**Problem statement:** All lines in the records below with the word "Type" must be returned.

>>>

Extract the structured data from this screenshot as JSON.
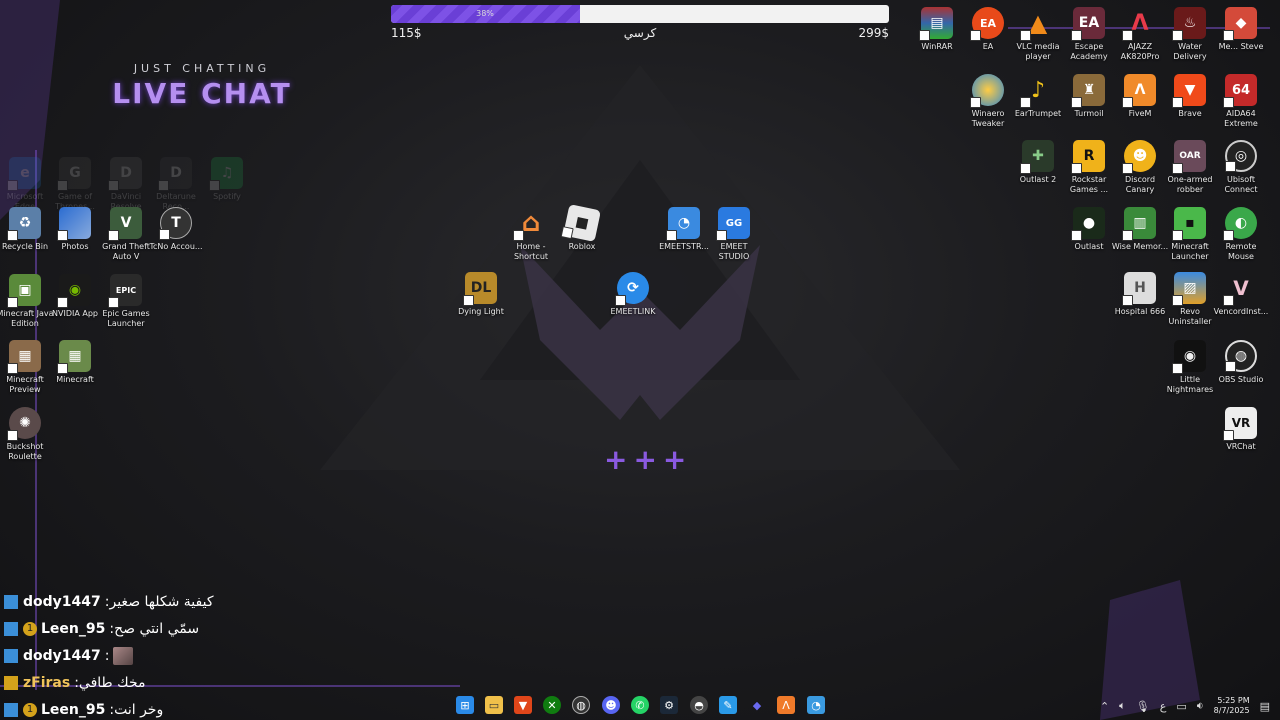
{
  "brand": {
    "subtitle": "JUST CHATTING",
    "title": "LIVE CHAT"
  },
  "goal": {
    "percent_label": "38%",
    "progress": 0.38,
    "start": "115$",
    "name": "كرسي",
    "target": "299$"
  },
  "desktop": {
    "icons": [
      {
        "label": "Microsoft Edge",
        "faded": true
      },
      {
        "label": "Game of Thrones...",
        "faded": true
      },
      {
        "label": "DaVinci Resolve",
        "faded": true
      },
      {
        "label": "Deltarune Reco...",
        "faded": true
      },
      {
        "label": "Spotify",
        "faded": true
      },
      {
        "label": "Recycle Bin"
      },
      {
        "label": "Photos"
      },
      {
        "label": "Grand Theft Auto V"
      },
      {
        "label": "TcNo Accou..."
      },
      {
        "label": "Minecraft Java Edition"
      },
      {
        "label": "NVIDIA App"
      },
      {
        "label": "Epic Games Launcher"
      },
      {
        "label": "Minecraft Preview"
      },
      {
        "label": "Minecraft"
      },
      {
        "label": "Buckshot Roulette"
      },
      {
        "label": "Home - Shortcut"
      },
      {
        "label": "Roblox"
      },
      {
        "label": "EMEETSTR..."
      },
      {
        "label": "EMEET STUDIO"
      },
      {
        "label": "Dying Light"
      },
      {
        "label": "EMEETLINK"
      },
      {
        "label": "WinRAR"
      },
      {
        "label": "EA"
      },
      {
        "label": "VLC media player"
      },
      {
        "label": "Escape Academy"
      },
      {
        "label": "AJAZZ AK820Pro"
      },
      {
        "label": "Water Delivery"
      },
      {
        "label": "Me... Steve"
      },
      {
        "label": "Winaero Tweaker"
      },
      {
        "label": "EarTrumpet"
      },
      {
        "label": "Turmoil"
      },
      {
        "label": "FiveM"
      },
      {
        "label": "Brave"
      },
      {
        "label": "AIDA64 Extreme"
      },
      {
        "label": "Outlast 2"
      },
      {
        "label": "Rockstar Games ..."
      },
      {
        "label": "Discord Canary"
      },
      {
        "label": "One-armed robber"
      },
      {
        "label": "Ubisoft Connect"
      },
      {
        "label": "Outlast"
      },
      {
        "label": "Wise Memor..."
      },
      {
        "label": "Minecraft Launcher"
      },
      {
        "label": "Remote Mouse"
      },
      {
        "label": "Hospital 666"
      },
      {
        "label": "Revo Uninstaller"
      },
      {
        "label": "VencordInst..."
      },
      {
        "label": "Little Nightmares"
      },
      {
        "label": "OBS Studio"
      },
      {
        "label": "VRChat"
      }
    ],
    "plus_text": "+++"
  },
  "chat": [
    {
      "user": "dody1447",
      "msg": "كيفية شكلها صغير",
      "badge": ""
    },
    {
      "user": "Leen_95",
      "msg": "سمّي انتي صح",
      "badge": "1"
    },
    {
      "user": "dody1447",
      "msg": "",
      "badge": "",
      "emote": true
    },
    {
      "user": "zFiras",
      "msg": "مخك طافي",
      "badge": "",
      "gold": true
    },
    {
      "user": "Leen_95",
      "msg": "وخر انت",
      "badge": "1"
    }
  ],
  "chat_separator": " : ",
  "tray": {
    "lang": "ع",
    "time": "5:25 PM",
    "date": "8/7/2025"
  },
  "colors": {
    "accent": "#7b4fc9",
    "bar_fill": "#6a3fd6",
    "twitch_blue": "#3b8fd8",
    "sub_gold": "#d4a21b"
  }
}
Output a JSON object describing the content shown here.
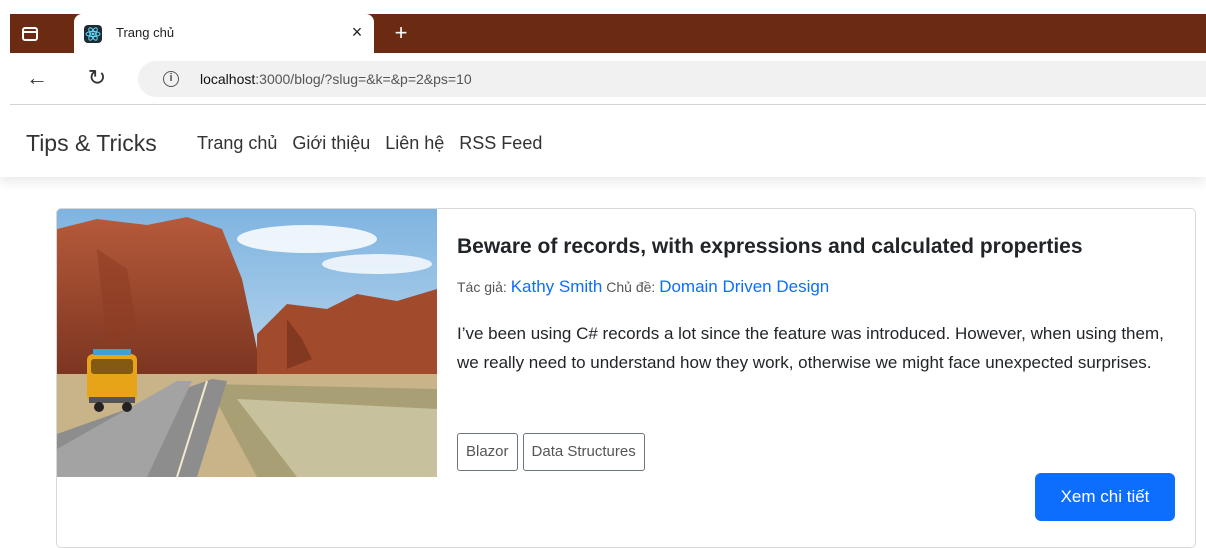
{
  "browser": {
    "tab_title": "Trang chủ",
    "tab_close": "×",
    "new_tab": "+",
    "url_host": "localhost",
    "url_path": ":3000/blog/?slug=&k=&p=2&ps=10"
  },
  "site": {
    "brand": "Tips & Tricks",
    "menu": [
      "Trang chủ",
      "Giới thiệu",
      "Liên hệ",
      "RSS Feed"
    ]
  },
  "post": {
    "title": "Beware of records, with expressions and calculated properties",
    "author_label": "Tác giả:",
    "author": "Kathy Smith",
    "category_label": "Chủ đề:",
    "category": "Domain Driven Design",
    "description": "I’ve been using C# records a lot since the feature was introduced. However, when using them, we really need to understand how they work, otherwise we might face unexpected surprises.",
    "tags": [
      "Blazor",
      "Data Structures"
    ],
    "detail_button": "Xem chi tiết"
  },
  "colors": {
    "tabbar": "#6b2a12",
    "link": "#0d6efd",
    "button": "#0d6efd"
  },
  "icons": {
    "tab_actions": "tab-actions-icon",
    "favicon": "react-icon",
    "back": "back-arrow-icon",
    "reload": "reload-icon",
    "info": "info-icon"
  }
}
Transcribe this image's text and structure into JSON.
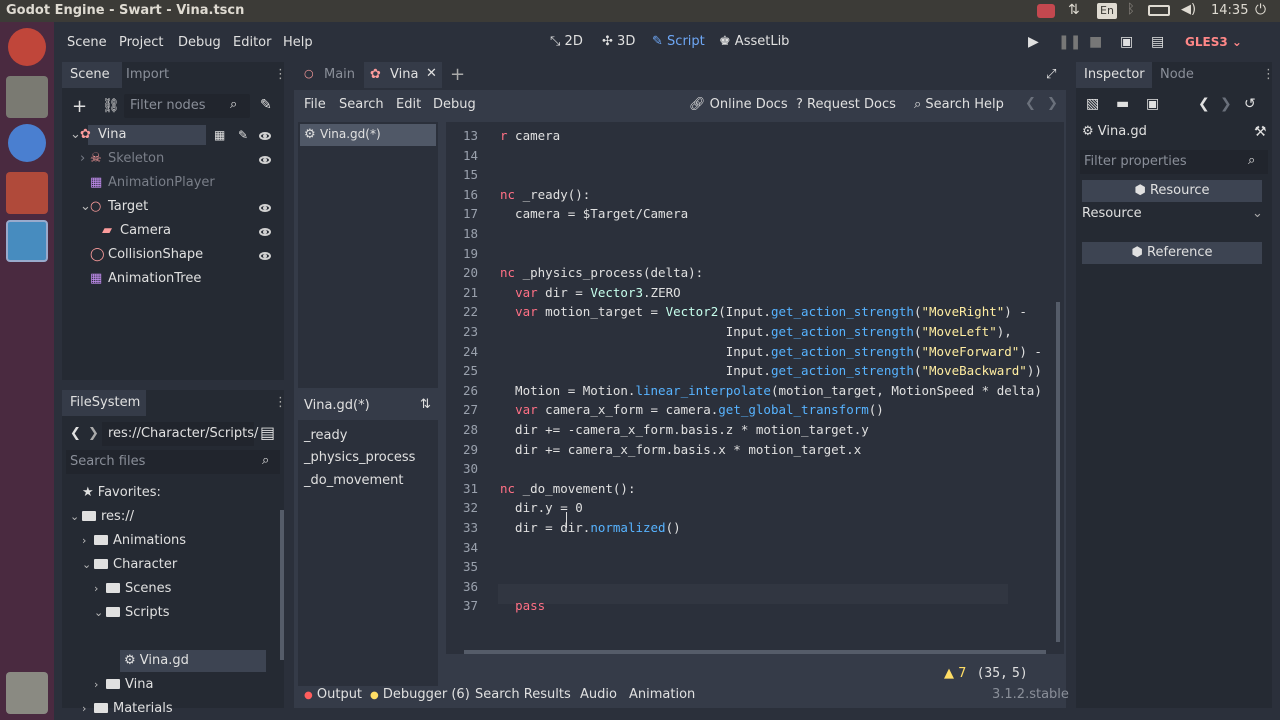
{
  "os_bar": {
    "title": "Godot Engine - Swart - Vina.tscn",
    "lang": "En",
    "time": "14:35"
  },
  "menu": [
    "Scene",
    "Project",
    "Debug",
    "Editor",
    "Help"
  ],
  "workspaces": [
    {
      "icon": "2d-icon",
      "label": "2D"
    },
    {
      "icon": "3d-icon",
      "label": "3D"
    },
    {
      "icon": "script-icon",
      "label": "Script"
    },
    {
      "icon": "assetlib-icon",
      "label": "AssetLib"
    }
  ],
  "renderer": "GLES3",
  "scene_dock": {
    "tabs": [
      "Scene",
      "Import"
    ],
    "filter_placeholder": "Filter nodes",
    "nodes": [
      {
        "label": "Vina",
        "icon": "kinematic-body-icon"
      },
      {
        "label": "Skeleton",
        "icon": "skeleton-icon"
      },
      {
        "label": "AnimationPlayer",
        "icon": "animation-player-icon"
      },
      {
        "label": "Target",
        "icon": "spatial-icon"
      },
      {
        "label": "Camera",
        "icon": "camera-icon"
      },
      {
        "label": "CollisionShape",
        "icon": "collision-shape-icon"
      },
      {
        "label": "AnimationTree",
        "icon": "animation-tree-icon"
      }
    ]
  },
  "filesystem": {
    "tab": "FileSystem",
    "path": "res://Character/Scripts/",
    "search_placeholder": "Search files",
    "items": [
      "Favorites:",
      "res://",
      "Animations",
      "Character",
      "Scenes",
      "Scripts",
      "Vina.gd",
      "Vina",
      "Materials"
    ]
  },
  "scene_tabs": [
    "Main",
    "Vina"
  ],
  "script_menu": [
    "File",
    "Search",
    "Edit",
    "Debug"
  ],
  "doc_buttons": [
    "Online Docs",
    "Request Docs",
    "Search Help"
  ],
  "script_list": {
    "open": "Vina.gd(*)",
    "current": "Vina.gd(*)",
    "methods": [
      "_ready",
      "_physics_process",
      "_do_movement"
    ]
  },
  "code": [
    {
      "n": "13",
      "text": "r camera"
    },
    {
      "n": "14",
      "text": ""
    },
    {
      "n": "15",
      "text": ""
    },
    {
      "n": "16",
      "text": "nc _ready():"
    },
    {
      "n": "17",
      "text": "  camera = $Target/Camera"
    },
    {
      "n": "18",
      "text": ""
    },
    {
      "n": "19",
      "text": ""
    },
    {
      "n": "20",
      "text": "nc _physics_process(delta):"
    },
    {
      "n": "21",
      "text": "  var dir = Vector3.ZERO"
    },
    {
      "n": "22",
      "text": "  var motion_target = Vector2(Input.get_action_strength(\"MoveRight\") -"
    },
    {
      "n": "23",
      "text": "                              Input.get_action_strength(\"MoveLeft\"),"
    },
    {
      "n": "24",
      "text": "                              Input.get_action_strength(\"MoveForward\") -"
    },
    {
      "n": "25",
      "text": "                              Input.get_action_strength(\"MoveBackward\"))"
    },
    {
      "n": "26",
      "text": "  Motion = Motion.linear_interpolate(motion_target, MotionSpeed * delta)"
    },
    {
      "n": "27",
      "text": "  var camera_x_form = camera.get_global_transform()"
    },
    {
      "n": "28",
      "text": "  dir += -camera_x_form.basis.z * motion_target.y"
    },
    {
      "n": "29",
      "text": "  dir += camera_x_form.basis.x * motion_target.x"
    },
    {
      "n": "30",
      "text": ""
    },
    {
      "n": "31",
      "text": "nc _do_movement():"
    },
    {
      "n": "32",
      "text": "  dir.y = 0"
    },
    {
      "n": "33",
      "text": "  dir = dir.normalized()"
    },
    {
      "n": "34",
      "text": ""
    },
    {
      "n": "35",
      "text": ""
    },
    {
      "n": "36",
      "text": ""
    },
    {
      "n": "37",
      "text": "  pass"
    }
  ],
  "status": {
    "warnings": "7",
    "line": "35",
    "col": "5"
  },
  "bottom_tabs": [
    "Output",
    "Debugger (6)",
    "Search Results",
    "Audio",
    "Animation"
  ],
  "version": "3.1.2.stable",
  "inspector": {
    "tabs": [
      "Inspector",
      "Node"
    ],
    "file": "Vina.gd",
    "filter_placeholder": "Filter properties",
    "resource_header": "Resource",
    "resource_label": "Resource",
    "reference_header": "Reference"
  }
}
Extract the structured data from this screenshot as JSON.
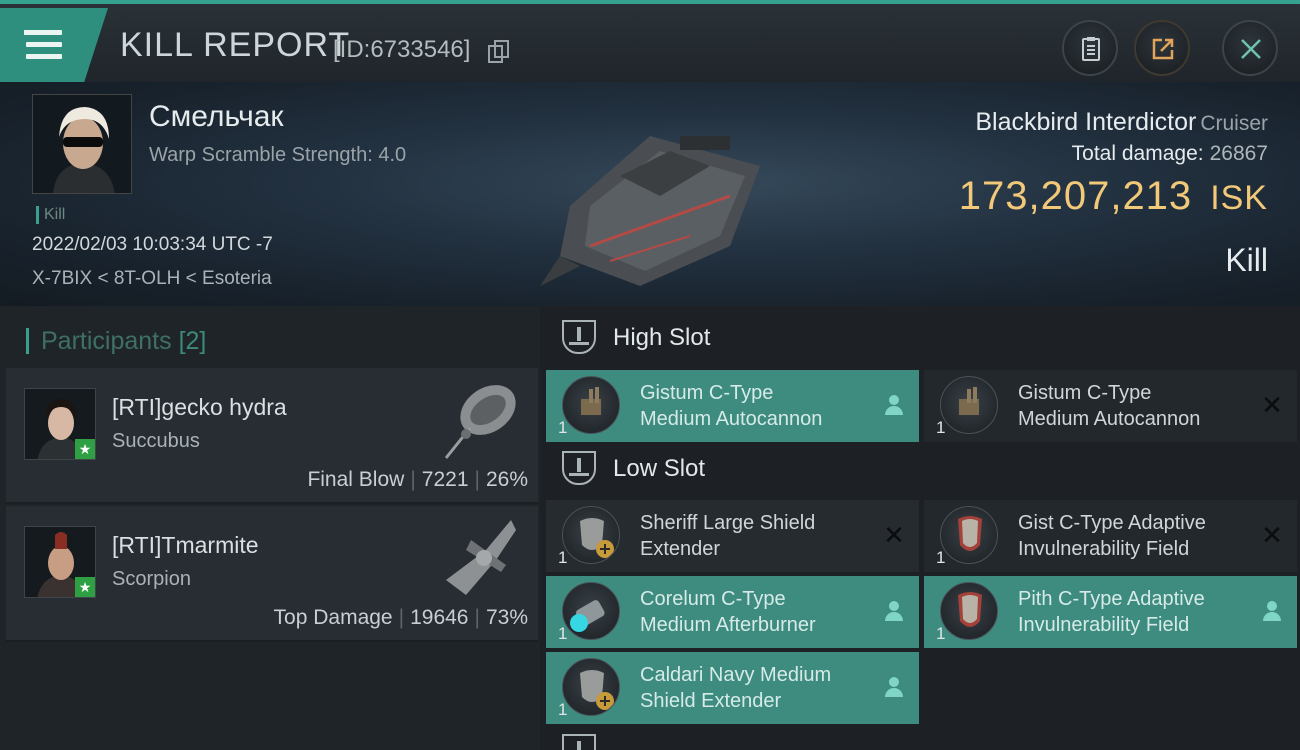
{
  "header": {
    "title": "KILL REPORT",
    "report_id": "[ID:6733546]",
    "icons": [
      "menu-icon",
      "copy-icon",
      "clipboard-icon",
      "share-icon",
      "close-icon"
    ]
  },
  "victim": {
    "name": "Смельчак",
    "warp_scramble": "Warp Scramble Strength: 4.0",
    "tag": "Kill",
    "timestamp": "2022/02/03 10:03:34 UTC -7",
    "location": "X-7BIX < 8T-OLH < Esoteria",
    "ship_name": "Blackbird Interdictor",
    "ship_class": "Cruiser",
    "total_damage_label": "Total damage:",
    "total_damage": "26867",
    "isk_value": "173,207,213",
    "isk_unit": "ISK",
    "result": "Kill"
  },
  "participants": {
    "label": "Participants",
    "count": "[2]",
    "rows": [
      {
        "name": "[RTI]gecko hydra",
        "ship": "Succubus",
        "role": "Final Blow",
        "damage": "7221",
        "percent": "26%"
      },
      {
        "name": "[RTI]Tmarmite",
        "ship": "Scorpion",
        "role": "Top Damage",
        "damage": "19646",
        "percent": "73%"
      }
    ]
  },
  "fittings": {
    "high_slot_label": "High Slot",
    "low_slot_label": "Low Slot",
    "items": [
      {
        "qty": "1",
        "line1": "Gistum C-Type",
        "line2": "Medium Autocannon",
        "status": "dropped"
      },
      {
        "qty": "1",
        "line1": "Gistum C-Type",
        "line2": "Medium Autocannon",
        "status": "destroyed"
      },
      {
        "qty": "1",
        "line1": "Sheriff Large Shield",
        "line2": "Extender",
        "status": "destroyed"
      },
      {
        "qty": "1",
        "line1": "Gist C-Type Adaptive",
        "line2": "Invulnerability Field",
        "status": "destroyed"
      },
      {
        "qty": "1",
        "line1": "Corelum C-Type",
        "line2": "Medium Afterburner",
        "status": "dropped"
      },
      {
        "qty": "1",
        "line1": "Pith C-Type Adaptive",
        "line2": "Invulnerability Field",
        "status": "dropped"
      },
      {
        "qty": "1",
        "line1": "Caldari Navy Medium",
        "line2": "Shield Extender",
        "status": "dropped"
      }
    ]
  },
  "colors": {
    "accent": "#3aa08d",
    "isk": "#f2c879",
    "dropped_bg": "#3e8b80"
  }
}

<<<

**Final answer:**
        "line1": "Gistum C-Type",
        "line1": "Gistum C-Type",
        "line1": "Gist C-Type Adaptive",
        "line1": "Corelum C-Type",
        "line1": "Pith C-Type Adaptive",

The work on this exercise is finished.